On April 21, 1870, Artimease married Thomas Benton, Sr., a former slave from Cape Girardeau, Missouri and a United States Colored Troop (USCT) who fought in the Civil War. They were married at Mount Zion Baptist Church in East Baton Rouge Parish. The wedding was officiated by the Rev. Isaac Palmer.
To this union, four children were born:
- Edward Benton (1872 – 1946)
- Charles Benton (1873 – ????)
- Thomas Benton, Jr.(1874 – 1947)
- Nellie Benton (1876 – 1956)
Thomas died seven years later in Baton Rouge, Louisiana at the age of 37. As a struggling former slave and widow, Artimease would struggle for the next 20 years to provide for her children. Her sons learned carpentry and painting from their uncle, William Maddox (Hiawartha’s common-law husband), to help with the financial responsibilities. William was a white man and former confederate soldier who also fought in the Civil War and was captured at the Battle of Port Hudson. Interracial marriages were illegal in the U.S. until 1967 so Hiawartha never legally carried his name.
On March 29, 1880, Artimease bore another child named Ernest Gibbons by a white man with the surname “Gibbons,” however, for most of his life, Ernest carried the surname “Benton.”
Between 1891 and 1893, Arimease bore her last two children, Katie and Maude Jackson, respectively.
Artimease died on October 31, 1930 in Baton Rouge, Louisiana at the home of her youngest child, Maude (Jackson) Davis.
- Information obtained from the oral histories of Marguerite Vernell and James Hill, III.
- “Marriage License for Thomas Benton and Artimease Weatherstrand,” “Louisiana Marriages, 1718-1925,” accessed June 2013
- Artimease Benton’s Death Certificate acquired from the Louisiana State Archives on 10 Jul 2006.
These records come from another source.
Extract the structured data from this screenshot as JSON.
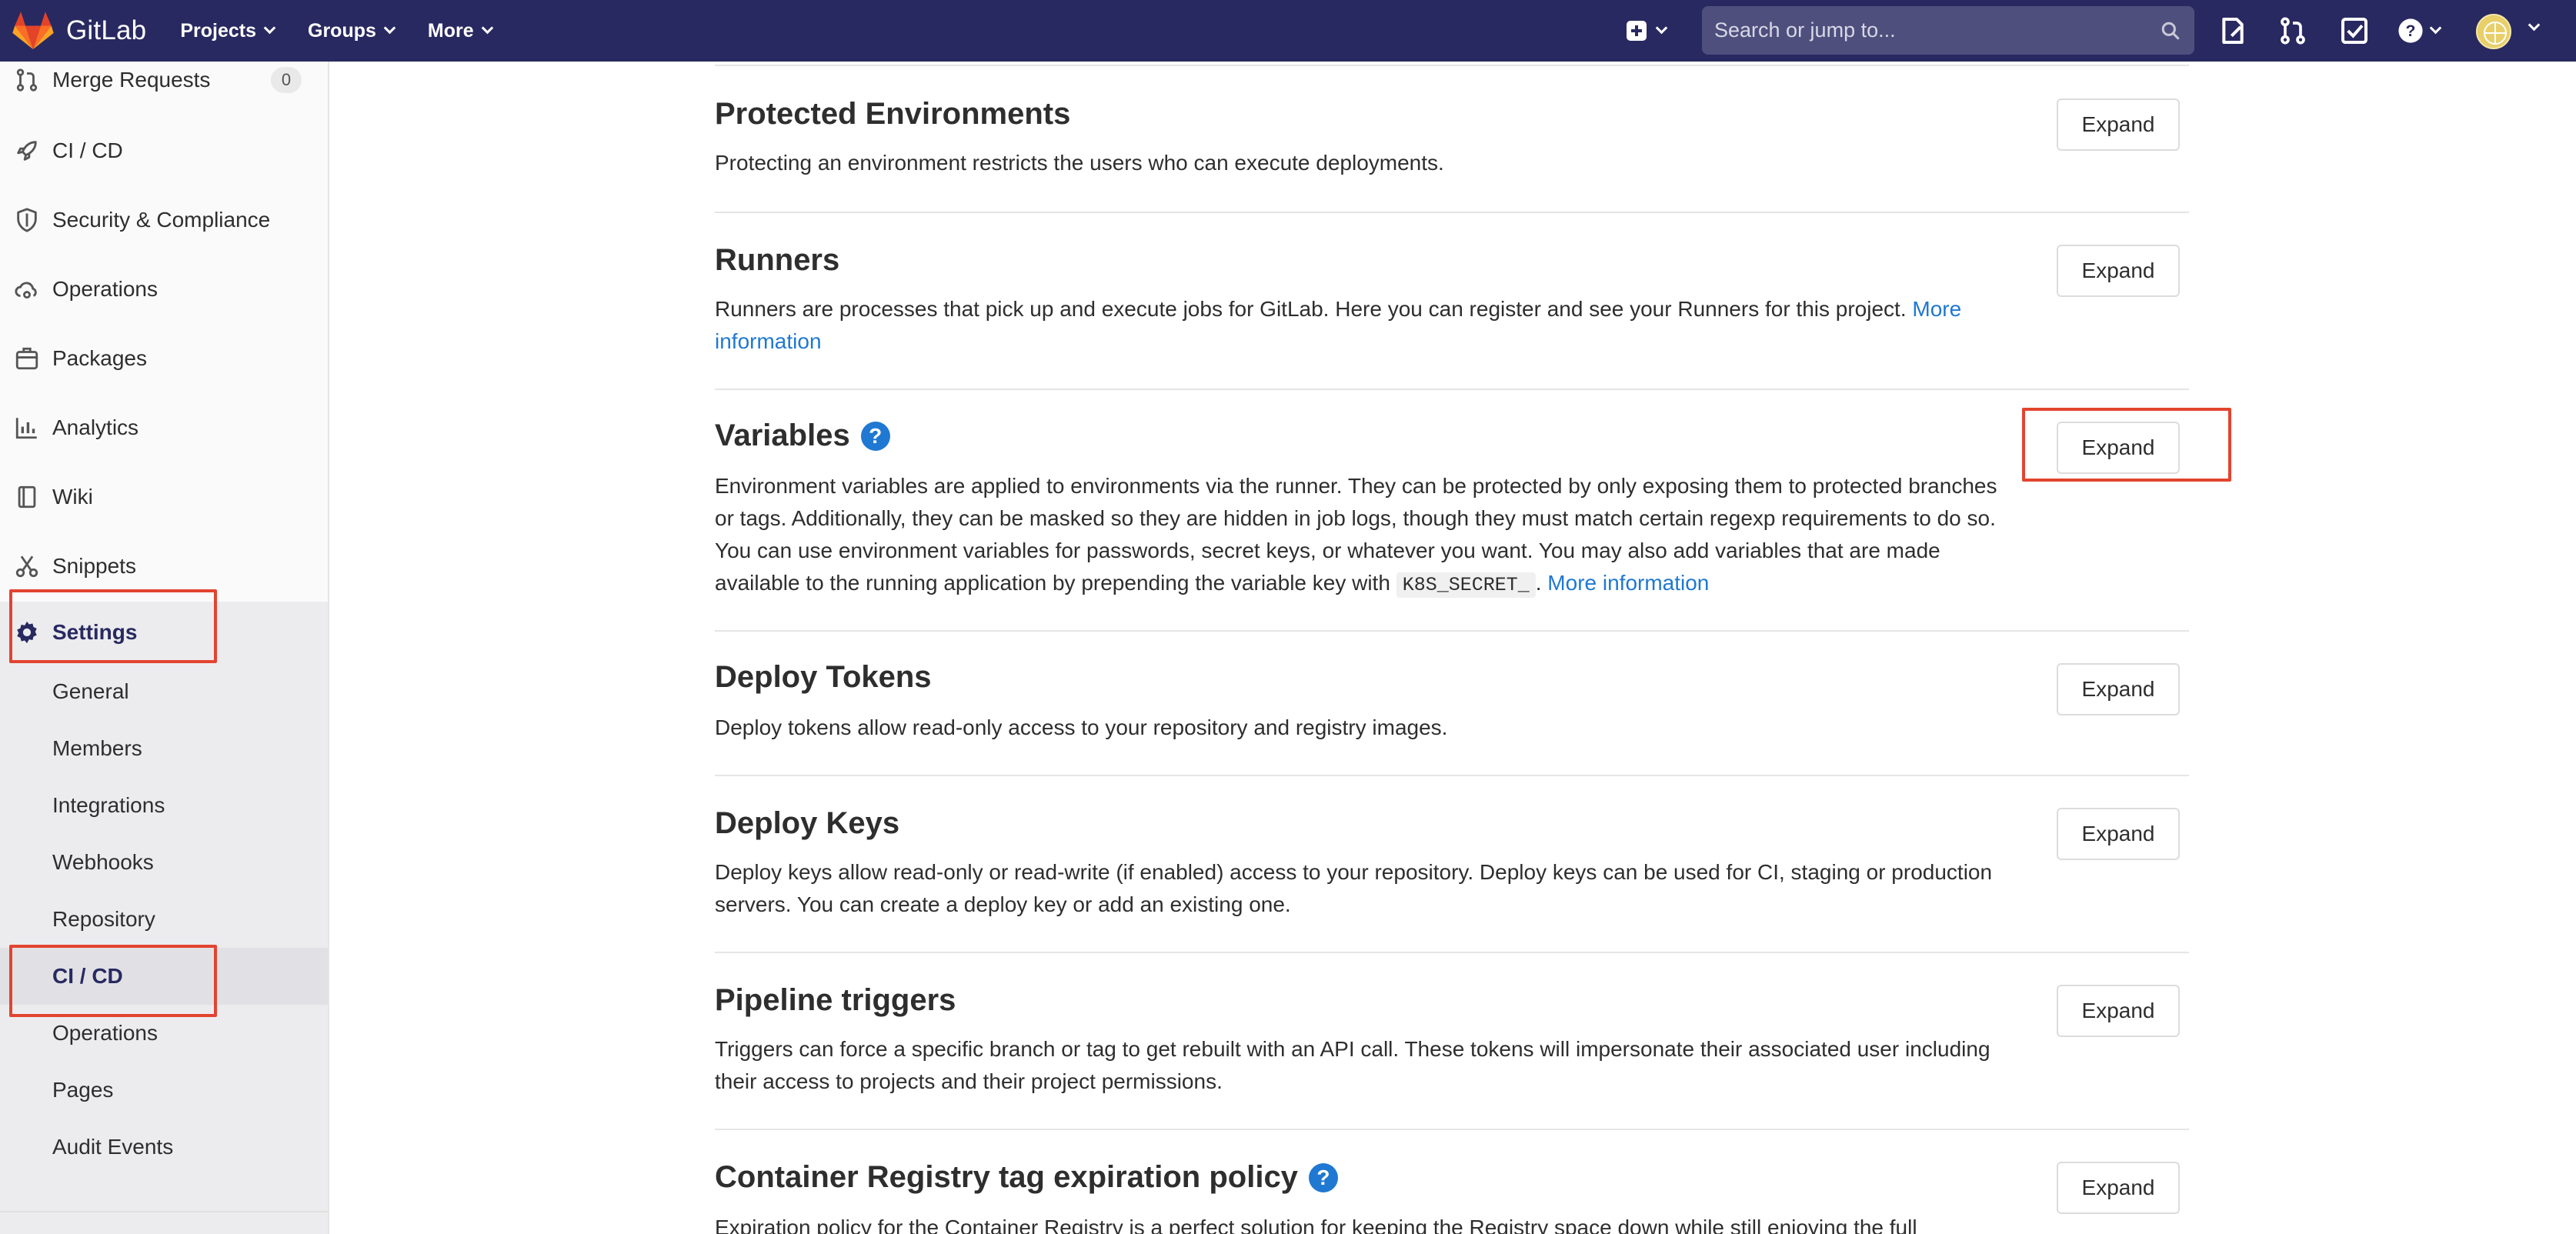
{
  "header": {
    "brand": "GitLab",
    "nav": [
      {
        "label": "Projects"
      },
      {
        "label": "Groups"
      },
      {
        "label": "More"
      }
    ],
    "search_placeholder": "Search or jump to...",
    "colors": {
      "bar": "#292961",
      "brand_orange": "#e24329"
    }
  },
  "sidebar": {
    "items": [
      {
        "label": "Merge Requests",
        "icon": "merge-request-icon",
        "count": "0"
      },
      {
        "label": "CI / CD",
        "icon": "rocket-icon"
      },
      {
        "label": "Security & Compliance",
        "icon": "shield-icon"
      },
      {
        "label": "Operations",
        "icon": "cloud-gear-icon"
      },
      {
        "label": "Packages",
        "icon": "package-icon"
      },
      {
        "label": "Analytics",
        "icon": "chart-icon"
      },
      {
        "label": "Wiki",
        "icon": "book-icon"
      },
      {
        "label": "Snippets",
        "icon": "scissors-icon"
      },
      {
        "label": "Settings",
        "icon": "gear-icon",
        "active": true
      }
    ],
    "settings_sub": [
      {
        "label": "General"
      },
      {
        "label": "Members"
      },
      {
        "label": "Integrations"
      },
      {
        "label": "Webhooks"
      },
      {
        "label": "Repository"
      },
      {
        "label": "CI / CD",
        "active": true
      },
      {
        "label": "Operations"
      },
      {
        "label": "Pages"
      },
      {
        "label": "Audit Events"
      }
    ]
  },
  "main": {
    "expand_label": "Expand",
    "sections": [
      {
        "title": "Protected Environments",
        "description": "Protecting an environment restricts the users who can execute deployments."
      },
      {
        "title": "Runners",
        "description": "Runners are processes that pick up and execute jobs for GitLab. Here you can register and see your Runners for this project.",
        "link": "More information"
      },
      {
        "title": "Variables",
        "description_before_code": "Environment variables are applied to environments via the runner. They can be protected by only exposing them to protected branches or tags. Additionally, they can be masked so they are hidden in job logs, though they must match certain regexp requirements to do so. You can use environment variables for passwords, secret keys, or whatever you want. You may also add variables that are made available to the running application by prepending the variable key with",
        "code": "K8S_SECRET_",
        "after_code": ".",
        "link": "More information"
      },
      {
        "title": "Deploy Tokens",
        "description": "Deploy tokens allow read-only access to your repository and registry images."
      },
      {
        "title": "Deploy Keys",
        "description": "Deploy keys allow read-only or read-write (if enabled) access to your repository. Deploy keys can be used for CI, staging or production servers. You can create a deploy key or add an existing one."
      },
      {
        "title": "Pipeline triggers",
        "description": "Triggers can force a specific branch or tag to get rebuilt with an API call. These tokens will impersonate their associated user including their access to projects and their project permissions."
      },
      {
        "title": "Container Registry tag expiration policy",
        "description": "Expiration policy for the Container Registry is a perfect solution for keeping the Registry space down while still enjoying the full"
      }
    ],
    "colors": {
      "link": "#1f78d1",
      "highlight": "#e2442f"
    }
  }
}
- “Waltha Cecelia Weatherstand’s” Death Certificate acquired from the Louisiana State Archives on 02 Aug 2013.
- Artimease Wederstrandt Benton, “United States, General Index to Pension Files, 1861-1934,” FamilySearch.org, accessed 2 Jul 2013
- Artimease Wederstrandt Benton, “United States Civil War Widow’s Pension File,” Archives.gov (NARA); accessed 6 Jul 2013
- “William Maddox Confederate Muster Roll,” Fold3.com; accessed 1 Jul 2013
- “Wederstrandt Family Ledger Books,” New Historical Society, Account Book Ledger 1
- “50 Dollars Reward Absconded,” Newspaper Advertisement for Runaway slave; dated: 6 Nov 1819; GeneaologyBank.com; accessed 1 Jul 2016